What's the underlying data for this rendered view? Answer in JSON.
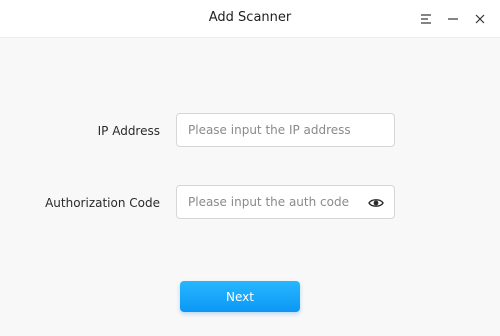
{
  "window": {
    "title": "Add Scanner",
    "controls": [
      "menu-icon",
      "minimize-icon",
      "close-icon"
    ]
  },
  "form": {
    "ip_label": "IP Address",
    "ip_value": "",
    "ip_placeholder": "Please input the IP address",
    "auth_label": "Authorization Code",
    "auth_value": "",
    "auth_placeholder": "Please input the auth code",
    "auth_toggle_icon": "eye-icon"
  },
  "actions": {
    "next_label": "Next"
  },
  "colors": {
    "accent": "#0c97f5",
    "accent_light": "#27b7ff"
  }
}
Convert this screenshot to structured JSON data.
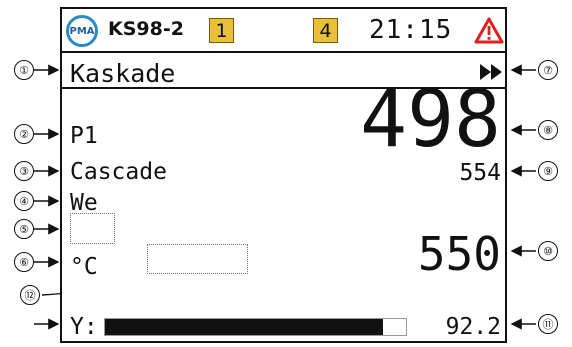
{
  "header": {
    "logo_text": "PMA",
    "model": "KS98-2",
    "badge_1": "1",
    "badge_2": "4",
    "time": "21:15",
    "warning_icon": "warning-triangle-icon",
    "badge_color": "#e8c03a",
    "logo_color": "#2a8ac8",
    "warning_color": "#e02020"
  },
  "mode_line": {
    "label": "Kaskade",
    "right_icon": "fast-forward-icon"
  },
  "left_column": {
    "loop": "P1",
    "name": "Cascade",
    "setpoint_type": "We",
    "unit": "°C"
  },
  "values": {
    "process_value": "498",
    "secondary_value": "554",
    "setpoint_value": "550",
    "output_value": "92.2"
  },
  "output": {
    "label": "Y:",
    "level_percent": 92.2
  },
  "callouts": [
    "①",
    "②",
    "③",
    "④",
    "⑤",
    "⑥",
    "⑦",
    "⑧",
    "⑨",
    "⑩",
    "⑪",
    "⑫"
  ]
}
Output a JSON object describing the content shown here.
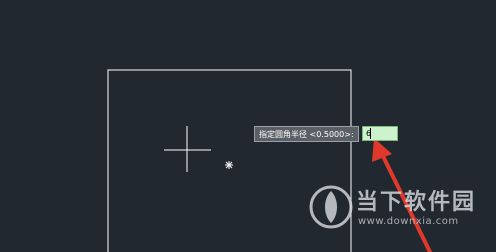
{
  "command_prompt": {
    "label": "指定圆角半径 <0.5000>:",
    "input_value": "6"
  },
  "watermark": {
    "title": "当下软件园",
    "url": "www.downxia.com"
  },
  "colors": {
    "canvas_background": "#212830",
    "rectangle_stroke": "#ffffff",
    "crosshair": "#ffffff",
    "input_background": "#cdf3cd",
    "arrow": "#e0392b"
  },
  "icons": {
    "crosshair": "crosshair-cursor-icon",
    "snap_marker": "snap-marker-icon",
    "annotation": "red-arrow-annotation"
  }
}
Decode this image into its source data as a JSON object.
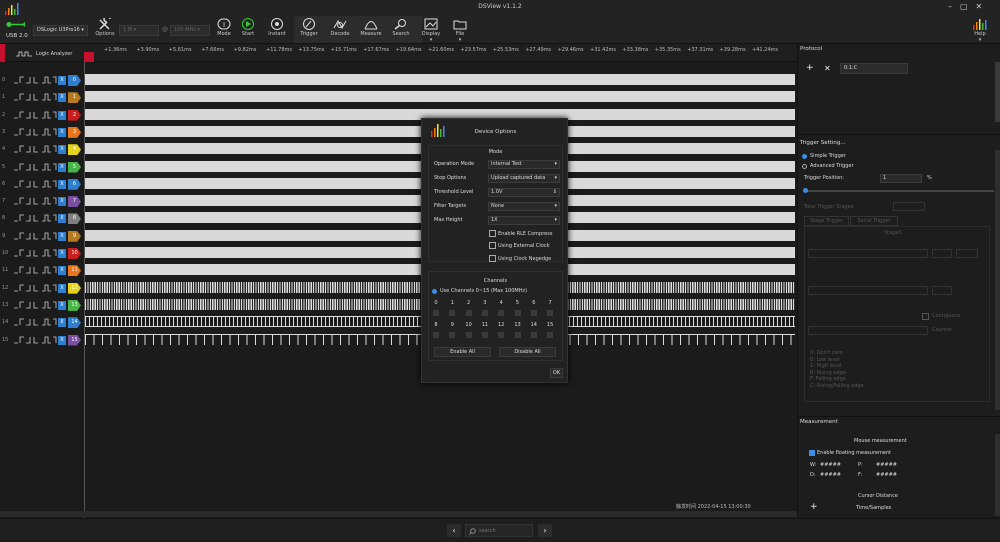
{
  "app": {
    "title": "DSView v1.1.2",
    "device": "DSLogic U3Pro16",
    "usb_label": "USB 2.0",
    "help_label": "Help"
  },
  "toolbar": {
    "options": "Options",
    "sample_count": "1 M",
    "sample_rate": "100 MHz",
    "mode": "Mode",
    "start": "Start",
    "instant": "Instant",
    "trigger": "Trigger",
    "decode": "Decode",
    "measure": "Measure",
    "search": "Search",
    "display": "Display",
    "file": "File"
  },
  "ruler": {
    "label": "Logic Analyzer",
    "ticks": [
      "+1.36ms",
      "+3.90ms",
      "+5.61ms",
      "+7.66ms",
      "+9.82ms",
      "+11.78ms",
      "+13.75ms",
      "+15.71ms",
      "+17.67ms",
      "+19.64ms",
      "+21.60ms",
      "+23.57ms",
      "+25.53ms",
      "+27.49ms",
      "+29.46ms",
      "+31.42ms",
      "+33.38ms",
      "+35.35ms",
      "+37.31ms",
      "+39.28ms",
      "+41.24ms"
    ]
  },
  "channels": [
    {
      "index": "0",
      "color": "#2f7fd1",
      "style": "solid"
    },
    {
      "index": "1",
      "color": "#b57a1f",
      "style": "solid"
    },
    {
      "index": "2",
      "color": "#c81e1e",
      "style": "solid"
    },
    {
      "index": "3",
      "color": "#e8741c",
      "style": "solid"
    },
    {
      "index": "4",
      "color": "#e5d21d",
      "style": "solid"
    },
    {
      "index": "5",
      "color": "#49b548",
      "style": "solid"
    },
    {
      "index": "6",
      "color": "#2f7fd1",
      "style": "solid"
    },
    {
      "index": "7",
      "color": "#7b4fa0",
      "style": "solid"
    },
    {
      "index": "8",
      "color": "#808080",
      "style": "solid"
    },
    {
      "index": "9",
      "color": "#b57a1f",
      "style": "solid"
    },
    {
      "index": "10",
      "color": "#c81e1e",
      "style": "solid"
    },
    {
      "index": "11",
      "color": "#e8741c",
      "style": "solid"
    },
    {
      "index": "12",
      "color": "#e5d21d",
      "style": "dense"
    },
    {
      "index": "13",
      "color": "#49b548",
      "style": "dense"
    },
    {
      "index": "14",
      "color": "#2f7fd1",
      "style": "medium"
    },
    {
      "index": "15",
      "color": "#7b4fa0",
      "style": "pulse"
    }
  ],
  "protocol": {
    "title": "Protocol",
    "selected": "0:1:C"
  },
  "trigger_panel": {
    "title": "Trigger Setting...",
    "simple": "Simple Trigger",
    "advanced": "Advanced Trigger",
    "position_label": "Trigger Position:",
    "position_value": "1",
    "position_unit": "%",
    "total_stages": "Total Trigger Stages:",
    "stage_tab": "Stage Trigger",
    "serial_tab": "Serial Trigger",
    "stage_label": "Stage0",
    "contiguous": "Contiguous",
    "counter": "Counter",
    "legend": [
      "X: Don't care",
      "0: Low level",
      "1: High level",
      "R: Rising edge",
      "F: Falling edge",
      "C: Rising/Falling edge"
    ]
  },
  "measurement": {
    "title": "Measurement",
    "mouse_title": "Mouse measurement",
    "enable_floating": "Enable floating measurement",
    "w_label": "W:",
    "w_value": "#####",
    "p_label": "P:",
    "p_value": "#####",
    "d_label": "D:",
    "d_value": "#####",
    "f_label": "F:",
    "f_value": "#####",
    "cursor_title": "Cursor Distance",
    "time_samples": "Time/Samples"
  },
  "dialog": {
    "title": "Device Options",
    "mode_section": "Mode",
    "operation_mode_label": "Operation Mode",
    "operation_mode": "Internal Test",
    "stop_options_label": "Stop Options",
    "stop_options": "Upload captured data",
    "threshold_label": "Threshold Level",
    "threshold": "1.0V",
    "filter_label": "Filter Targets",
    "filter": "None",
    "max_height_label": "Max Height",
    "max_height": "1X",
    "rle": "Enable RLE Compress",
    "ext_clock": "Using External Clock",
    "clock_neg": "Using Clock Negedge",
    "channels_section": "Channels",
    "use_channels": "Use Channels 0~15 (Max 100MHz)",
    "row1": [
      "0",
      "1",
      "2",
      "3",
      "4",
      "5",
      "6",
      "7"
    ],
    "row2": [
      "8",
      "9",
      "10",
      "11",
      "12",
      "13",
      "14",
      "15"
    ],
    "enable_all": "Enable All",
    "disable_all": "Disable All",
    "ok": "OK"
  },
  "status": {
    "trigger_time": "触发时间 2022-04-15 13:00:30"
  },
  "search": {
    "placeholder": "search"
  }
}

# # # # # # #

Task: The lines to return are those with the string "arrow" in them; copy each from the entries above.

Task solution:
    "arrow": "#e0392b"
    "annotation": "red-arrow-annotation"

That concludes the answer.